# Another Use For Stable Sorting

My earlier discussion of sorting introduced an idea that is worth stating more explicitly: *Sorting a sequence stably preserves earlier orderings where they don't conflict*. In other words, if you sort a sequence, and then sort it again under different criteria, the original ordering is preserved as much as possible. Moreover, there is no need to use the values of the sequence's elements directly. It can be useful to sort those elements based on indirect criteria.

Here's a simple example that shows where these properties might be useful. Suppose you have a sequence of student grade records, which you have sorted into alphabetical order by student name. Suppose that you now sort these records by grade. Each group of students with exactly the same grade will still appear in alphabetical order within that group.

This claim may seem obvious. What may be less obvious is that the claim remains true even if there are only two possible grades: pass and fail. We can exploit this property by writing a "comparison" function along these lines:

bool check_passfail(const Student& s1, const Student& s2) { return !s1.pass() && s2.pass(); }

Here, by way of an unrealistically simple example, I am imagining a class `Student`

with a member function named `pass`

that returns `true`

if the student is passing and `false`

if the student is failing. I've written a function named `check_passfail`

that, given two `Student`

s, returns `true`

if and only if the first `Student`

is failing and the second one is passing.

What happens if we use this function as a comparison function in a stable sort?

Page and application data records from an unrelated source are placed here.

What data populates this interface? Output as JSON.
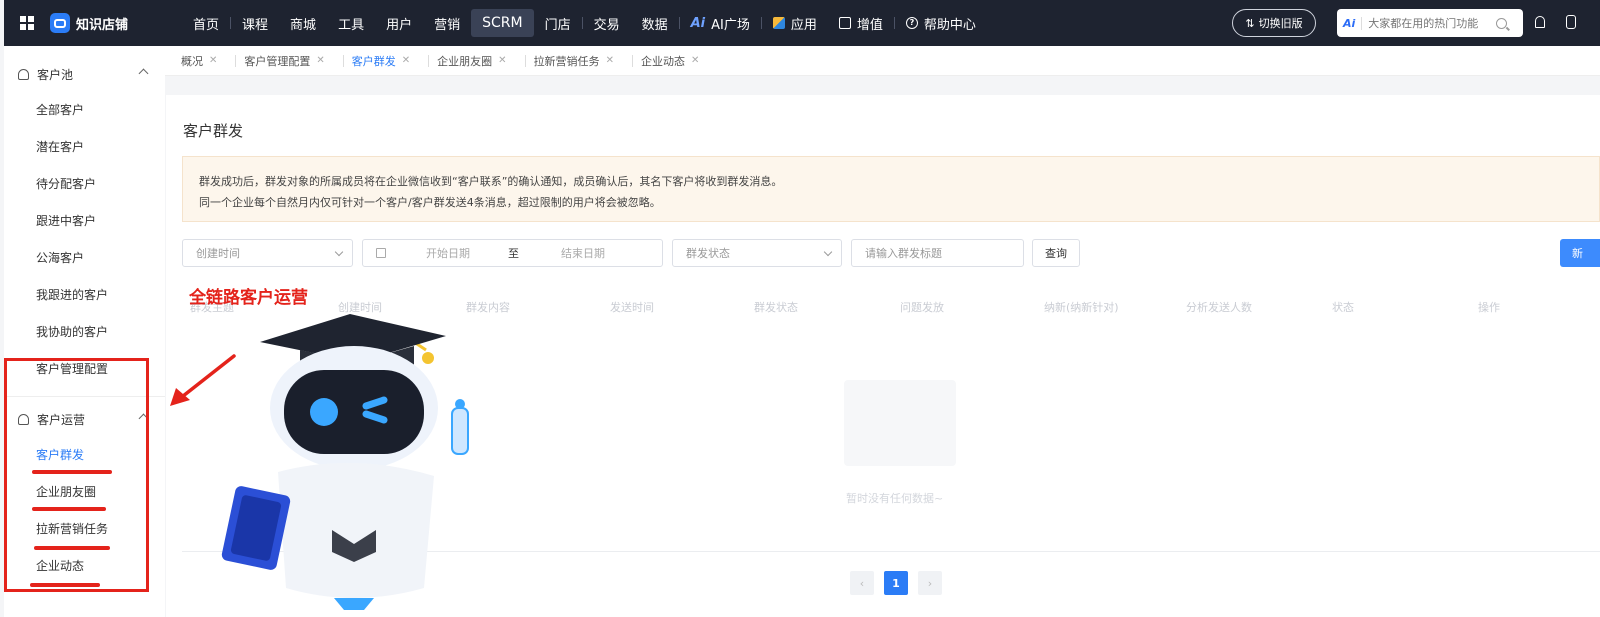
{
  "topbar": {
    "logo_text": "知识店铺",
    "nav": [
      "首页",
      "课程",
      "商城",
      "工具",
      "用户",
      "营销",
      "SCRM",
      "门店",
      "交易",
      "数据",
      "AI广场",
      "应用",
      "增值",
      "帮助中心"
    ],
    "ai_mark": "Ai",
    "switch_label": "切换旧版",
    "search_badge": "Ai",
    "search_placeholder": "大家都在用的热门功能",
    "colors": {
      "bar_bg": "#1e2330",
      "active_bg": "#3a4256"
    },
    "icons": [
      "grid-menu-icon",
      "logo-icon",
      "app-cube-icon",
      "value-added-icon",
      "help-circle-icon",
      "search-icon",
      "bell-icon"
    ]
  },
  "sidebar": {
    "group1": {
      "label": "客户池",
      "items": [
        "全部客户",
        "潜在客户",
        "待分配客户",
        "跟进中客户",
        "公海客户",
        "我跟进的客户",
        "我协助的客户",
        "客户管理配置"
      ]
    },
    "group2": {
      "label": "客户运营",
      "items": [
        "客户群发",
        "企业朋友圈",
        "拉新营销任务",
        "企业动态"
      ]
    },
    "active_color": "#2b7cf6"
  },
  "tabs": [
    "概况",
    "客户管理配置",
    "客户群发",
    "企业朋友圈",
    "拉新营销任务",
    "企业动态"
  ],
  "main": {
    "title": "客户群发",
    "notice_line1": "群发成功后，群发对象的所属成员将在企业微信收到“客户联系”的确认通知，成员确认后，其名下客户将收到群发消息。",
    "notice_line2": "同一个企业每个自然月内仅可针对一个客户/客户群发送4条消息，超过限制的用户将会被忽略。",
    "filters": {
      "time_type": "创建时间",
      "start_date": "开始日期",
      "to": "至",
      "end_date": "结束日期",
      "status": "群发状态",
      "title_placeholder": "请输入群发标题",
      "query": "查询",
      "new": "新"
    },
    "table_headers": [
      "群发主题",
      "创建时间",
      "群发内容",
      "发送时间",
      "群发状态",
      "问题发放",
      "纳新(纳新针对)",
      "分析发送人数",
      "状态",
      "操作"
    ],
    "empty_text": "暂时没有任何数据~",
    "pagination": {
      "prev": "‹",
      "current": "1",
      "next": "›"
    }
  },
  "overlay": {
    "headline": "全链路客户运营",
    "highlight_color": "#e4231b"
  }
}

stable_sort(students.begin(), students.end(), check_passfail);

Because of how stable sorting works, students will be rearranged so that the "smallest" students — that is, the ones that are failing — will be at the beginning of the sequence, and the others will be at the end. In other words, the sequence will be divided into two subsequences. The first subsequence will contain all the failing student records; the second will contain all the passing students. Moreover, because the sort is stable, within each group, any previous order will be retained.

Therefore, if we first sort our sequence of students by name, and then use `stable_sort`

to group them into passing and failing, each group will remain sorted by name.

This example shows that the idea of sorting includes, as a special case, what we often think of as *partitioning*. We have a collection of values that we want to collect into categories. The number of categories might be as small as two, as we have illustrated here, or might be larger.

Whatever the number, as long as it is possible for us to look at two elements of the sequence and determine whether the first element should go into a category that (strictly) precedes the second element's category, we can write a "comparison" function that `stable_sort`

can use to rearrange the sequence's elements appropriately. Moreover, if the sort is stable, it will preserve any previously existing order within each individual category.